### YOUR OBJECTIVE:
Retype every record exactly. Leave the pictures out.

(Website and app data records)
* * * * * * *

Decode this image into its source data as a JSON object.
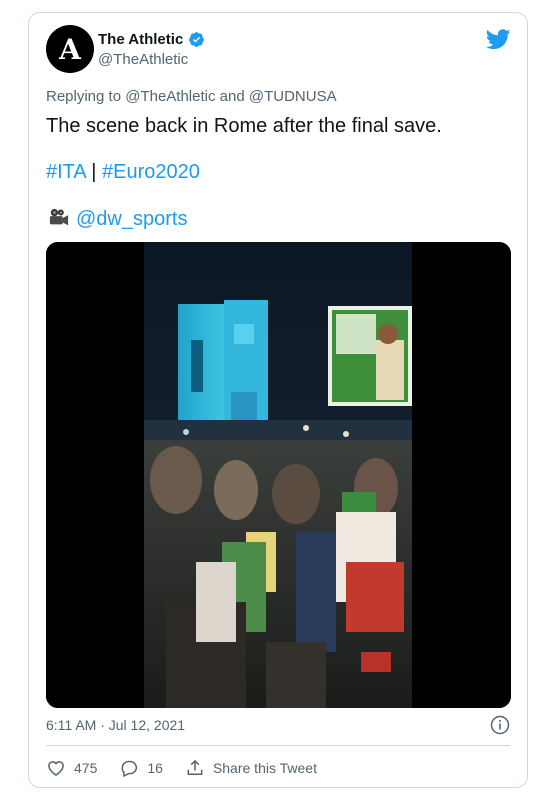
{
  "tweet": {
    "author_name": "The Athletic",
    "author_handle": "@TheAthletic",
    "avatar_letter": "A",
    "reply_prefix": "Replying to",
    "reply_to_1": "@TheAthletic",
    "reply_and": "and",
    "reply_to_2": "@TUDNUSA",
    "text": "The scene back in Rome after the final save.",
    "hashtag_1": "#ITA",
    "separator": "|",
    "hashtag_2": "#Euro2020",
    "credit_icon": "movie-camera-icon",
    "credit_mention": "@dw_sports",
    "timestamp": "6:11 AM · Jul 12, 2021"
  },
  "actions": {
    "likes": "475",
    "replies": "16",
    "share_label": "Share this Tweet"
  },
  "colors": {
    "accent": "#1d9bf0",
    "secondary_text": "#536471",
    "border": "#cfd9de"
  }
}
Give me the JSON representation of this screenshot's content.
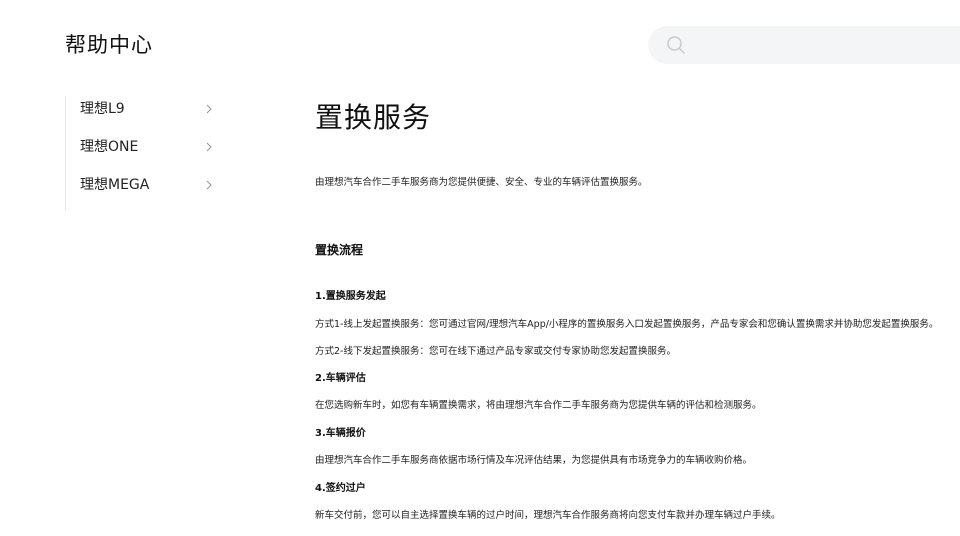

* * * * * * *

### THE COMPLETED TASK:
Decode this image into its source data as a JSON object.
{
  "tweet": {
    "author_name": "The Athletic",
    "author_handle": "@TheAthletic",
    "avatar_letter": "A",
    "reply_prefix": "Replying to",
    "reply_to_1": "@TheAthletic",
    "reply_and": "and",
    "reply_to_2": "@TUDNUSA",
    "text": "The scene back in Rome after the final save.",
    "hashtag_1": "#ITA",
    "separator": "|",
    "hashtag_2": "#Euro2020",
    "credit_icon": "movie-camera-icon",
    "credit_mention": "@dw_sports",
    "timestamp": "6:11 AM · Jul 12, 2021"
  },
  "actions": {
    "likes": "475",
    "replies": "16",
    "share_label": "Share this Tweet"
  },
  "colors": {
    "accent": "#1d9bf0",
    "secondary_text": "#536471",
    "border": "#cfd9de"
  }
}
Give me the JSON representation of this screenshot's content.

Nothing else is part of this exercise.